## WHAT IS EXPECTED:
Collect the lines of the entries where "second" shows up.

## DATA TO USE:
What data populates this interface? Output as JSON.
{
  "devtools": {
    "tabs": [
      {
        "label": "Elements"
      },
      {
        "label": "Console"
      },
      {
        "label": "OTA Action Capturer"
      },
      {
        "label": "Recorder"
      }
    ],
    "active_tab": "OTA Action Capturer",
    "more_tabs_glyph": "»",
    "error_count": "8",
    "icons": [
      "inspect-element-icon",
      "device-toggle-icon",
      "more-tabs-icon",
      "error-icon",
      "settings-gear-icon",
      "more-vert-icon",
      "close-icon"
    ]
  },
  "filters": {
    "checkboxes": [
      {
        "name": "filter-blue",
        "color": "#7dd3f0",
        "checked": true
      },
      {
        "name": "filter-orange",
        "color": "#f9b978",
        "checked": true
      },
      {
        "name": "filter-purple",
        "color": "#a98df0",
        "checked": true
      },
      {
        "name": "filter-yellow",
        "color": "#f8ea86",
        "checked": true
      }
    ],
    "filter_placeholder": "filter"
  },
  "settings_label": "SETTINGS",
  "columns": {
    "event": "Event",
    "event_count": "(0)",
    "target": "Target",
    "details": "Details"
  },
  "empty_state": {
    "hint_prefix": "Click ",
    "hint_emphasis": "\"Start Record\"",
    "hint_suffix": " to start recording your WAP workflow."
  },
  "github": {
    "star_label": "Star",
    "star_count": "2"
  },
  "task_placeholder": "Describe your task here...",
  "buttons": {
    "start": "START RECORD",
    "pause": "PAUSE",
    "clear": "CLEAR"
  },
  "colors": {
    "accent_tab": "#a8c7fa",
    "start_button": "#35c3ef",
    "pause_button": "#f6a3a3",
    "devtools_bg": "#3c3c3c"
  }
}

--

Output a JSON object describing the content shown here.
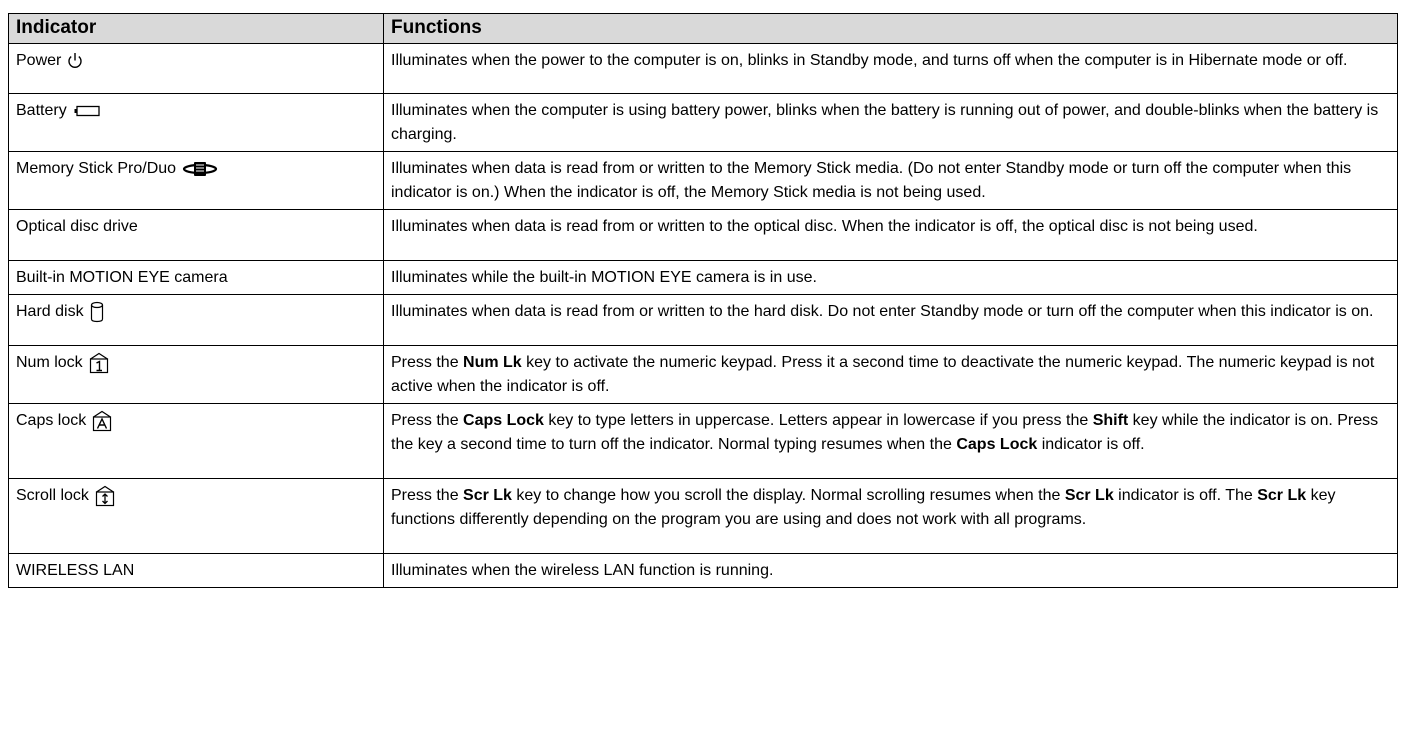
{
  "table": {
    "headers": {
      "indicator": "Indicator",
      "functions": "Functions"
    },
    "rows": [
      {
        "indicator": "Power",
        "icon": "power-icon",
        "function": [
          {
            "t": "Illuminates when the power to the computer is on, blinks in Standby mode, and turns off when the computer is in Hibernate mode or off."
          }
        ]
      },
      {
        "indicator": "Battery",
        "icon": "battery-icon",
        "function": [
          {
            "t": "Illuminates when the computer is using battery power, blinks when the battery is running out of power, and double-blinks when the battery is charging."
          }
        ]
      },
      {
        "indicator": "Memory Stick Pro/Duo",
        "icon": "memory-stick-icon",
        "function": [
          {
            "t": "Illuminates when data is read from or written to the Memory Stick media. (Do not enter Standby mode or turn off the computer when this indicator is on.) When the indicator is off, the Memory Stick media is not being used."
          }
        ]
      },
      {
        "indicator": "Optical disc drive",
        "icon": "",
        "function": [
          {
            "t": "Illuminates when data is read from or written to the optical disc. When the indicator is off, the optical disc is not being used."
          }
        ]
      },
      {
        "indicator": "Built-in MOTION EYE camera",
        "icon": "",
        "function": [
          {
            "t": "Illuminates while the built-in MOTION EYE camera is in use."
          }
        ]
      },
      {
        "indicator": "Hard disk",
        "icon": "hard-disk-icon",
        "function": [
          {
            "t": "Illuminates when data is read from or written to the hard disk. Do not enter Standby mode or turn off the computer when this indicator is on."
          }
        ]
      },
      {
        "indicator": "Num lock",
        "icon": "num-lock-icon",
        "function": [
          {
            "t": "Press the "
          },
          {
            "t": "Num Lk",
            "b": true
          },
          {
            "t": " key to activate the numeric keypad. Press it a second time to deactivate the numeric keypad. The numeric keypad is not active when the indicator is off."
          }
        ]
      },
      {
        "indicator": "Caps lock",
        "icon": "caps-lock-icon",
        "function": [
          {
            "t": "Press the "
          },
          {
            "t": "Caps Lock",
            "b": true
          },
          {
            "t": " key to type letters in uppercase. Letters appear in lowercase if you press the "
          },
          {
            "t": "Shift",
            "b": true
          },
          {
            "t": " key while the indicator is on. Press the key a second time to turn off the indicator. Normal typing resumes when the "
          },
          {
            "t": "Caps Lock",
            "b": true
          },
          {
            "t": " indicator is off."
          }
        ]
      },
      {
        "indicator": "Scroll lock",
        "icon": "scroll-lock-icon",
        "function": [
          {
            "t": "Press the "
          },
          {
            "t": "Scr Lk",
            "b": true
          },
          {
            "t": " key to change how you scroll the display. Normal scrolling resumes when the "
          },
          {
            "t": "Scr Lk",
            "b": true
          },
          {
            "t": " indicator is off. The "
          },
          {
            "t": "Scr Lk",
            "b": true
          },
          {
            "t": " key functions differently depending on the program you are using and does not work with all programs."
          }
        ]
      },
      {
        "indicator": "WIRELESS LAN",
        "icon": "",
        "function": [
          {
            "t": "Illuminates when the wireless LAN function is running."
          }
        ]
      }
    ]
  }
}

## SOLUTION TO THIS TASK:
            "t": " key to activate the numeric keypad. Press it a second time to deactivate the numeric keypad. The numeric keypad is not active when the indicator is off."
            "t": " key while the indicator is on. Press the key a second time to turn off the indicator. Normal typing resumes when the "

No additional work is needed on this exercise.